House Appropriations Committee Advances Fiscal Year 2021 Legislation

The House Appropriations Committee’s various subcommittees have now passed all 12 annual appropriations bills along to the full committee for review. The full committee passed the FY2021 State, Foreign Operations and Related Programs (SFOPs) bill on July 9 (more on that below) and started considering remaining bills during the week of July 13. A reminder that these are the standard yearly funding bills, not supplemental funding for COVID-19.  Also, the Senate still needs to act and then the House and Senate must work out their differences.
This means there is a long way to go. 

Notably, the SFOPs bill included funds for the WHO despite U.S. withdrawal. Other highlights include:
  • ↑ 2% overall increase for Global Health Programs at USAID compared with enacted amounts in FY2020
  • ↑ $25 million increase for Global Health Security
  • ↑ $10 billion in emergency funding for the international COVID-19 response. This includes:
    • $150 million for the USAID Emergency Reserve Fund
    • $750 million for GAVI
    • $800 million for the Global Fund
  • ↓ Malaria programs received a $15 million cut.
The Labor, Health and Human Services, Education and Related Agencies bill has only passed the subcommittee stage, but it includes:
  • ↑ 1.2% general increase in funding
  • $24.425 billion in emergency funding, including but not limited to:
    • $5 billion for NIH
    • $9 billion for CDC
    • $4.5 billion for BARDA
  • ↑ A regular $500 million increase for NIH
  • ↑ $232 million increase for CDC
  • Flat funding for BARDA
  • $400 million for the Infectious Diseases Rapid Response Reserve Fund

Senate Foreign Relations Committee Holds Hearings on International Pandemic Response and Preparedness
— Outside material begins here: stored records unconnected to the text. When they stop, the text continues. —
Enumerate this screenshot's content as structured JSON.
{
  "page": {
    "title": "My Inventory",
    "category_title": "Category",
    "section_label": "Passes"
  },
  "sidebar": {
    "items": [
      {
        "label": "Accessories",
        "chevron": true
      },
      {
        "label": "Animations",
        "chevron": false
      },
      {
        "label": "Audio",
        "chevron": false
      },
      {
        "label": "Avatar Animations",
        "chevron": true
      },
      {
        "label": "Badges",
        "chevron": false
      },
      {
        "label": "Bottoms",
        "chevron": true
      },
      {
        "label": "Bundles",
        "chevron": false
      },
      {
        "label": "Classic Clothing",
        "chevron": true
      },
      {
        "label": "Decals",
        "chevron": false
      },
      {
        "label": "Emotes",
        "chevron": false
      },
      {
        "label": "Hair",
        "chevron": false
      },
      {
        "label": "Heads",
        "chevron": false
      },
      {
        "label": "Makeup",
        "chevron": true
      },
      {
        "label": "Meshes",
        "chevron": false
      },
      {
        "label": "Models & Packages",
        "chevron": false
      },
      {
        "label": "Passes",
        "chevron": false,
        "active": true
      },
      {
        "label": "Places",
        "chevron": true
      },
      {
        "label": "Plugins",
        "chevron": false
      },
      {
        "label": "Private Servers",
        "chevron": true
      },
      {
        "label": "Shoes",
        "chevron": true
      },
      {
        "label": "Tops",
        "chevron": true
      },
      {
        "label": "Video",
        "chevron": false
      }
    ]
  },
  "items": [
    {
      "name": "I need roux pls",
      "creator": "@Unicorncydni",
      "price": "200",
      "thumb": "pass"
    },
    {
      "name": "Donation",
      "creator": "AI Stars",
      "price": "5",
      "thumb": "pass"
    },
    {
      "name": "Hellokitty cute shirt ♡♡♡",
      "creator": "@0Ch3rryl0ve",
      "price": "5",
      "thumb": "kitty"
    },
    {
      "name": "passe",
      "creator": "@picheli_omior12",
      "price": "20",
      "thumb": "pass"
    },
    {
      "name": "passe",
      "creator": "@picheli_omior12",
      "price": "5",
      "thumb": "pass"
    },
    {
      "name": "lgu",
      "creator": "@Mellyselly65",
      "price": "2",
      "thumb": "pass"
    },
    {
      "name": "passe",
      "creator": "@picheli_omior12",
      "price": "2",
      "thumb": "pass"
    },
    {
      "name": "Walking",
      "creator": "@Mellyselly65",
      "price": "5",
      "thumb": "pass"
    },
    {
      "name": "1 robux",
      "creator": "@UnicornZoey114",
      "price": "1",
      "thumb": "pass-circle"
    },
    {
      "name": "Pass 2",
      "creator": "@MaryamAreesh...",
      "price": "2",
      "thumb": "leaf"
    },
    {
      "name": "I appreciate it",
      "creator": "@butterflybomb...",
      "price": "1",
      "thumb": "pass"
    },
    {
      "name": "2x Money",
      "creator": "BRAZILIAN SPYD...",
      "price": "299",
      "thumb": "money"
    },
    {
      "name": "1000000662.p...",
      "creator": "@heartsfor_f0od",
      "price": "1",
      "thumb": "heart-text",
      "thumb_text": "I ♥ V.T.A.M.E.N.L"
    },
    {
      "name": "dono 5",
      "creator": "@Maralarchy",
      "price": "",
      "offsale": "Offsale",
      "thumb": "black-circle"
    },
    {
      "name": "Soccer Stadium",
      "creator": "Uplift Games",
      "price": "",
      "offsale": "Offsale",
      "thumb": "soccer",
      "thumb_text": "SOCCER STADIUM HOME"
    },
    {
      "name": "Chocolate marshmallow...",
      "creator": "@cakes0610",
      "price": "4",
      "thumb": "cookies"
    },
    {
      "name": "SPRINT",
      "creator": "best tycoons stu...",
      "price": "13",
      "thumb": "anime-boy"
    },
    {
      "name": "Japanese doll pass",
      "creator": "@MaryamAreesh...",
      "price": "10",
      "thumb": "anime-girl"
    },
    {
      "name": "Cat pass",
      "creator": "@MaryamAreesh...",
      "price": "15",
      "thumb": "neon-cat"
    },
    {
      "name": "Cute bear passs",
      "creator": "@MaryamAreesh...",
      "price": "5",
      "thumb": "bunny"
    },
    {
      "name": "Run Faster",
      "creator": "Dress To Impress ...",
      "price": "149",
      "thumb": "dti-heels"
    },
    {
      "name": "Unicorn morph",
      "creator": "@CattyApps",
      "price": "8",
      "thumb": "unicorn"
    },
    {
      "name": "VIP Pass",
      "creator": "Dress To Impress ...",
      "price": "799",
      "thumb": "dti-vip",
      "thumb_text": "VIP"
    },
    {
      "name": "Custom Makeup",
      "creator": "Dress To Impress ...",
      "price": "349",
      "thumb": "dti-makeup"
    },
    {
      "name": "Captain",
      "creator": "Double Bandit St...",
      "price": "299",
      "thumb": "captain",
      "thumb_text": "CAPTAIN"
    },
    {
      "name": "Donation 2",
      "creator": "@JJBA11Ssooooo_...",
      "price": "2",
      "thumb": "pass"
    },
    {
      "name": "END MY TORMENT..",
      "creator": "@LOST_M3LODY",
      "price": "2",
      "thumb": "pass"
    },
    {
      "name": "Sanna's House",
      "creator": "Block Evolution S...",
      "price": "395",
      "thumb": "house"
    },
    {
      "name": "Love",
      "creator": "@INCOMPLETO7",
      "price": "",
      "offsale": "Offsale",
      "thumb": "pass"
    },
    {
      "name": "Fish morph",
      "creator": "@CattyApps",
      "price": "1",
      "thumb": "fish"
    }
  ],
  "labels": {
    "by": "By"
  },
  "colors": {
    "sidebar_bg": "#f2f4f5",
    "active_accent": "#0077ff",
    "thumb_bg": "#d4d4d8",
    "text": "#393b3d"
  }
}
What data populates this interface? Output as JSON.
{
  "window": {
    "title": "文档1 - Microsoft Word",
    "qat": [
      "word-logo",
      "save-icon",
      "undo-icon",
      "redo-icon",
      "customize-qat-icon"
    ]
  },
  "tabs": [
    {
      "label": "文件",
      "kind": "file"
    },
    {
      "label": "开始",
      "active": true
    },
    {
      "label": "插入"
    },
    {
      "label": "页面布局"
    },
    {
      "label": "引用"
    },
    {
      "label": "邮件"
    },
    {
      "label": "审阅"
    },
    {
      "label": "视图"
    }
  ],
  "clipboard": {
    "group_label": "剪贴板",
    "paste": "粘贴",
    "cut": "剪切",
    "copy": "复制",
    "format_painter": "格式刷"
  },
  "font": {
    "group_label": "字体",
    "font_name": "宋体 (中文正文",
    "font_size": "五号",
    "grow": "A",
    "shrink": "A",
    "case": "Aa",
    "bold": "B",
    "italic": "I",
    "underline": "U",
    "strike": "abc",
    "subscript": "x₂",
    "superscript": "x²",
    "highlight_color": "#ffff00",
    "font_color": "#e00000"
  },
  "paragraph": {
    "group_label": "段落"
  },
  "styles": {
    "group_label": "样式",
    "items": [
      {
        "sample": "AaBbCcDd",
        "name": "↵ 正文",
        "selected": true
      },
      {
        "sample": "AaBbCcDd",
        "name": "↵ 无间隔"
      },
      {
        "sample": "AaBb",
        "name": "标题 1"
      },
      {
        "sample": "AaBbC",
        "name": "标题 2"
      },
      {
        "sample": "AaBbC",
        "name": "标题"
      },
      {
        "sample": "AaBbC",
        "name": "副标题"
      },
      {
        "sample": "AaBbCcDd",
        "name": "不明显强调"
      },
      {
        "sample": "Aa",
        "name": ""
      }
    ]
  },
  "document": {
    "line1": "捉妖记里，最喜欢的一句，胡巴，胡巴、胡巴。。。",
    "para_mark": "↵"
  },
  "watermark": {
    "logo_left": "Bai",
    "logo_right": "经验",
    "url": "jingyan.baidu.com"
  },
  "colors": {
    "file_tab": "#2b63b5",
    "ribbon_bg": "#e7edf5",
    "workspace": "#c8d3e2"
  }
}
Committee Chairman James Risch (R-ID) struck a measured tone in two recent hearings that he convened on international pandemic response, explicitly declaring that he was not out to blame the WHO for every misstep. Chairman Risch focused on the best way to create a “global fireman” for pandemics. 
 
While Administration witnesses in the first hearing defended withdrawal from the WHO, the expert panelists in the second hearing were much more blunt in criticizing the decision. Committee Democrats similarly criticized the Administration’s pandemic response, while committee Republicans in the first hearing focused their fire on China. Chairman Risch nevertheless committed to passing a bipartisan Global Health Security Act through the committee.
 
Antimicrobial Resistance Fund Announced
 
A number of leading pharmaceutical companies, including Glaxo-Smith-Kline, Novo Nordisk and Merck, have announced the Antimicrobial Resistance Action Fund, which aims to produce two to four new antibiotics by the year 2030. The companies have already raised almost $1 billion and have worked with the WHO and European Investment Bank in establishing the fund.